Your task is to copy every record exactly.

[Dataset entries]
★ ★ ★ ★
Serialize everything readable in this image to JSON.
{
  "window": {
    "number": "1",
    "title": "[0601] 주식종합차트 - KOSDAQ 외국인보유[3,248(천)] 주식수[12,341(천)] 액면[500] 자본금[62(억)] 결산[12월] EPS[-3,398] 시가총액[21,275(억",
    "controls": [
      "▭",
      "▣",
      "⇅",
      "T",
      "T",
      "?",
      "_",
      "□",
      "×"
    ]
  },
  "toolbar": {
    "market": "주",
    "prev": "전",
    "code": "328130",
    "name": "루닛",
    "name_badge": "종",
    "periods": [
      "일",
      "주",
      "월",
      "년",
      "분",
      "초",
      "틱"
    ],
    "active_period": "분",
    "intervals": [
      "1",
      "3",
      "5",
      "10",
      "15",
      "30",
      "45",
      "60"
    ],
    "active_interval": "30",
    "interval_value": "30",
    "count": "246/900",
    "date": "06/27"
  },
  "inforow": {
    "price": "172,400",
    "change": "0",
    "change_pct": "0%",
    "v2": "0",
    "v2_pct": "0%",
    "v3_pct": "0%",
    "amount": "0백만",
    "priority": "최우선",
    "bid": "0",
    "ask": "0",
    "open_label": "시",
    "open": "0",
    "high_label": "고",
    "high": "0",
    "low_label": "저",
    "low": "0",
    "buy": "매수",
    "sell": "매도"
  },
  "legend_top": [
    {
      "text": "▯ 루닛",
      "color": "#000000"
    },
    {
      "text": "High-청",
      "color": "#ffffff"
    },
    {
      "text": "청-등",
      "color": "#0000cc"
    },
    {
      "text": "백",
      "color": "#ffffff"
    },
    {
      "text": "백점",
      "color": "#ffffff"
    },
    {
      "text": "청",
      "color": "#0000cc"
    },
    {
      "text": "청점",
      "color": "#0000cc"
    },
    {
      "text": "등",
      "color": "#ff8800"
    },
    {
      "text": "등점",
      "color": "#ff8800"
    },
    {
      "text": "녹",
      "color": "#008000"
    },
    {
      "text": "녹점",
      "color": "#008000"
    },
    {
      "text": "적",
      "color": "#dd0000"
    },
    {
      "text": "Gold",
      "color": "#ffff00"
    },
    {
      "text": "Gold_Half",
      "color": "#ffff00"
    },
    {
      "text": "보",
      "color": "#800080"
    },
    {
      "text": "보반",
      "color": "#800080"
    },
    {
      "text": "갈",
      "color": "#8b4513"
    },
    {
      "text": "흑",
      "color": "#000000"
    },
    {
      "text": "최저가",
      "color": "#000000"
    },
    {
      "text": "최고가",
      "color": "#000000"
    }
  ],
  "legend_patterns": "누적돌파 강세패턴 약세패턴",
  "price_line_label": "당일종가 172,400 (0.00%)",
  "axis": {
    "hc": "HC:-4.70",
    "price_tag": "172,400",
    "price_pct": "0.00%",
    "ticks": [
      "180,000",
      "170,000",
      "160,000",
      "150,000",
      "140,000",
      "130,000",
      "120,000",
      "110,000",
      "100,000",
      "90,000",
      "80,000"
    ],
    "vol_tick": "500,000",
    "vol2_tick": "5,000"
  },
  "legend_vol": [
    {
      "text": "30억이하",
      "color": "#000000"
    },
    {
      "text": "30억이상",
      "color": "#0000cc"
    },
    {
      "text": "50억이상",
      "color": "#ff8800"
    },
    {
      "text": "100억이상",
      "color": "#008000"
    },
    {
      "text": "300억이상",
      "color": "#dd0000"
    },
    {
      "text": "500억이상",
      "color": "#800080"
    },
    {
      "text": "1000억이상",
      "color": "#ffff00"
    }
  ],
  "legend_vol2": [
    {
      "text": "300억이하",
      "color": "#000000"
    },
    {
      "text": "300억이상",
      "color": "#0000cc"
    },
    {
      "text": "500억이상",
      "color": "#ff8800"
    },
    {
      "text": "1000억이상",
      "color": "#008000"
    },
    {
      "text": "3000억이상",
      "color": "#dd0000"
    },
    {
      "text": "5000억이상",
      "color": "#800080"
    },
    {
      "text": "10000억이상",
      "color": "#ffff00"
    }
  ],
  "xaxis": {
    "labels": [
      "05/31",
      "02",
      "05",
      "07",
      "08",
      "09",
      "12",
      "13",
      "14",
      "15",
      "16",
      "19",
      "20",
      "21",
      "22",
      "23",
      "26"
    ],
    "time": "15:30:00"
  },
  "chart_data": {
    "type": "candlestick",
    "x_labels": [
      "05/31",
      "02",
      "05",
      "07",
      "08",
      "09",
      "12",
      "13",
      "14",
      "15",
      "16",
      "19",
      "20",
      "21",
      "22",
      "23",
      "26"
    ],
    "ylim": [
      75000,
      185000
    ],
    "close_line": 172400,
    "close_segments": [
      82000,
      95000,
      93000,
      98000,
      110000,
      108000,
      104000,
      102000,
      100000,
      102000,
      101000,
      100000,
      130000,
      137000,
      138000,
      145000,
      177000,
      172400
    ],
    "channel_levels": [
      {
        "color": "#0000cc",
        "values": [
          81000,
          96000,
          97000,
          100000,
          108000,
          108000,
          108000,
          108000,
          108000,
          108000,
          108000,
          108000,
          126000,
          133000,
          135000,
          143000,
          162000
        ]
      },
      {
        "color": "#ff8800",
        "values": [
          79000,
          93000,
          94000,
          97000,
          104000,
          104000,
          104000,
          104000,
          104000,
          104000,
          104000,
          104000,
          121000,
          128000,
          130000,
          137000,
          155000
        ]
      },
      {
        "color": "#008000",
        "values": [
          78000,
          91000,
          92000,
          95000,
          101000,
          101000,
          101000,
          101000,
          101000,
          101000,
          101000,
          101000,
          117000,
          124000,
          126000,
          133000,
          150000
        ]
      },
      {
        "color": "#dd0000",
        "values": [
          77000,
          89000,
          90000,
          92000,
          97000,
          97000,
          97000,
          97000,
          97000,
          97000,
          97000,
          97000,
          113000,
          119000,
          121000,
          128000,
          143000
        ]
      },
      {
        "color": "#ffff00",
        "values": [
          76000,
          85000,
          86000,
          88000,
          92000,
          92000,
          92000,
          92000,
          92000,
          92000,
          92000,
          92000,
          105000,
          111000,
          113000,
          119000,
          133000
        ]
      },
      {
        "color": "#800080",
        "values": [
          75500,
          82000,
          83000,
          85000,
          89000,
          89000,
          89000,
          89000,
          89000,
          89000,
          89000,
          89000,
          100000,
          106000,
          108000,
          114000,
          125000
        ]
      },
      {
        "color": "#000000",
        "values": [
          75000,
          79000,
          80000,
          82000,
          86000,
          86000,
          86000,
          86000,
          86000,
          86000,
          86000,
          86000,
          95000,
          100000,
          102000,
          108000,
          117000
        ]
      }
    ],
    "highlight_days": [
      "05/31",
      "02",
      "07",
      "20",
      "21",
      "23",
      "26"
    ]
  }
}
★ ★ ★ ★
* [RESPONSE TO THE TASK]:
Serialize everything readable in this image to JSON.
{
  "window": {
    "number": "1",
    "title": "[0601] 주식종합차트 - KOSDAQ 외국인보유[3,248(천)] 주식수[12,341(천)] 액면[500] 자본금[62(억)] 결산[12월] EPS[-3,398] 시가총액[21,275(억",
    "controls": [
      "▭",
      "▣",
      "⇅",
      "T",
      "T",
      "?",
      "_",
      "□",
      "×"
    ]
  },
  "toolbar": {
    "market": "주",
    "prev": "전",
    "code": "328130",
    "name": "루닛",
    "name_badge": "종",
    "periods": [
      "일",
      "주",
      "월",
      "년",
      "분",
      "초",
      "틱"
    ],
    "active_period": "분",
    "intervals": [
      "1",
      "3",
      "5",
      "10",
      "15",
      "30",
      "45",
      "60"
    ],
    "active_interval": "30",
    "interval_value": "30",
    "count": "246/900",
    "date": "06/27"
  },
  "inforow": {
    "price": "172,400",
    "change": "0",
    "change_pct": "0%",
    "v2": "0",
    "v2_pct": "0%",
    "v3_pct": "0%",
    "amount": "0백만",
    "priority": "최우선",
    "bid": "0",
    "ask": "0",
    "open_label": "시",
    "open": "0",
    "high_label": "고",
    "high": "0",
    "low_label": "저",
    "low": "0",
    "buy": "매수",
    "sell": "매도"
  },
  "legend_top": [
    {
      "text": "▯ 루닛",
      "color": "#000000"
    },
    {
      "text": "High-청",
      "color": "#ffffff"
    },
    {
      "text": "청-등",
      "color": "#0000cc"
    },
    {
      "text": "백",
      "color": "#ffffff"
    },
    {
      "text": "백점",
      "color": "#ffffff"
    },
    {
      "text": "청",
      "color": "#0000cc"
    },
    {
      "text": "청점",
      "color": "#0000cc"
    },
    {
      "text": "등",
      "color": "#ff8800"
    },
    {
      "text": "등점",
      "color": "#ff8800"
    },
    {
      "text": "녹",
      "color": "#008000"
    },
    {
      "text": "녹점",
      "color": "#008000"
    },
    {
      "text": "적",
      "color": "#dd0000"
    },
    {
      "text": "Gold",
      "color": "#ffff00"
    },
    {
      "text": "Gold_Half",
      "color": "#ffff00"
    },
    {
      "text": "보",
      "color": "#800080"
    },
    {
      "text": "보반",
      "color": "#800080"
    },
    {
      "text": "갈",
      "color": "#8b4513"
    },
    {
      "text": "흑",
      "color": "#000000"
    },
    {
      "text": "최저가",
      "color": "#000000"
    },
    {
      "text": "최고가",
      "color": "#000000"
    }
  ],
  "legend_patterns": "누적돌파 강세패턴 약세패턴",
  "price_line_label": "당일종가 172,400 (0.00%)",
  "axis": {
    "hc": "HC:-4.70",
    "price_tag": "172,400",
    "price_pct": "0.00%",
    "ticks": [
      "180,000",
      "170,000",
      "160,000",
      "150,000",
      "140,000",
      "130,000",
      "120,000",
      "110,000",
      "100,000",
      "90,000",
      "80,000"
    ],
    "vol_tick": "500,000",
    "vol2_tick": "5,000"
  },
  "legend_vol": [
    {
      "text": "30억이하",
      "color": "#000000"
    },
    {
      "text": "30억이상",
      "color": "#0000cc"
    },
    {
      "text": "50억이상",
      "color": "#ff8800"
    },
    {
      "text": "100억이상",
      "color": "#008000"
    },
    {
      "text": "300억이상",
      "color": "#dd0000"
    },
    {
      "text": "500억이상",
      "color": "#800080"
    },
    {
      "text": "1000억이상",
      "color": "#ffff00"
    }
  ],
  "legend_vol2": [
    {
      "text": "300억이하",
      "color": "#000000"
    },
    {
      "text": "300억이상",
      "color": "#0000cc"
    },
    {
      "text": "500억이상",
      "color": "#ff8800"
    },
    {
      "text": "1000억이상",
      "color": "#008000"
    },
    {
      "text": "3000억이상",
      "color": "#dd0000"
    },
    {
      "text": "5000억이상",
      "color": "#800080"
    },
    {
      "text": "10000억이상",
      "color": "#ffff00"
    }
  ],
  "xaxis": {
    "labels": [
      "05/31",
      "02",
      "05",
      "07",
      "08",
      "09",
      "12",
      "13",
      "14",
      "15",
      "16",
      "19",
      "20",
      "21",
      "22",
      "23",
      "26"
    ],
    "time": "15:30:00"
  },
  "chart_data": {
    "type": "candlestick",
    "x_labels": [
      "05/31",
      "02",
      "05",
      "07",
      "08",
      "09",
      "12",
      "13",
      "14",
      "15",
      "16",
      "19",
      "20",
      "21",
      "22",
      "23",
      "26"
    ],
    "ylim": [
      75000,
      185000
    ],
    "close_line": 172400,
    "close_segments": [
      82000,
      95000,
      93000,
      98000,
      110000,
      108000,
      104000,
      102000,
      100000,
      102000,
      101000,
      100000,
      130000,
      137000,
      138000,
      145000,
      177000,
      172400
    ],
    "channel_levels": [
      {
        "color": "#0000cc",
        "values": [
          81000,
          96000,
          97000,
          100000,
          108000,
          108000,
          108000,
          108000,
          108000,
          108000,
          108000,
          108000,
          126000,
          133000,
          135000,
          143000,
          162000
        ]
      },
      {
        "color": "#ff8800",
        "values": [
          79000,
          93000,
          94000,
          97000,
          104000,
          104000,
          104000,
          104000,
          104000,
          104000,
          104000,
          104000,
          121000,
          128000,
          130000,
          137000,
          155000
        ]
      },
      {
        "color": "#008000",
        "values": [
          78000,
          91000,
          92000,
          95000,
          101000,
          101000,
          101000,
          101000,
          101000,
          101000,
          101000,
          101000,
          117000,
          124000,
          126000,
          133000,
          150000
        ]
      },
      {
        "color": "#dd0000",
        "values": [
          77000,
          89000,
          90000,
          92000,
          97000,
          97000,
          97000,
          97000,
          97000,
          97000,
          97000,
          97000,
          113000,
          119000,
          121000,
          128000,
          143000
        ]
      },
      {
        "color": "#ffff00",
        "values": [
          76000,
          85000,
          86000,
          88000,
          92000,
          92000,
          92000,
          92000,
          92000,
          92000,
          92000,
          92000,
          105000,
          111000,
          113000,
          119000,
          133000
        ]
      },
      {
        "color": "#800080",
        "values": [
          75500,
          82000,
          83000,
          85000,
          89000,
          89000,
          89000,
          89000,
          89000,
          89000,
          89000,
          89000,
          100000,
          106000,
          108000,
          114000,
          125000
        ]
      },
      {
        "color": "#000000",
        "values": [
          75000,
          79000,
          80000,
          82000,
          86000,
          86000,
          86000,
          86000,
          86000,
          86000,
          86000,
          86000,
          95000,
          100000,
          102000,
          108000,
          117000
        ]
      }
    ],
    "highlight_days": [
      "05/31",
      "02",
      "07",
      "20",
      "21",
      "23",
      "26"
    ]
  }
}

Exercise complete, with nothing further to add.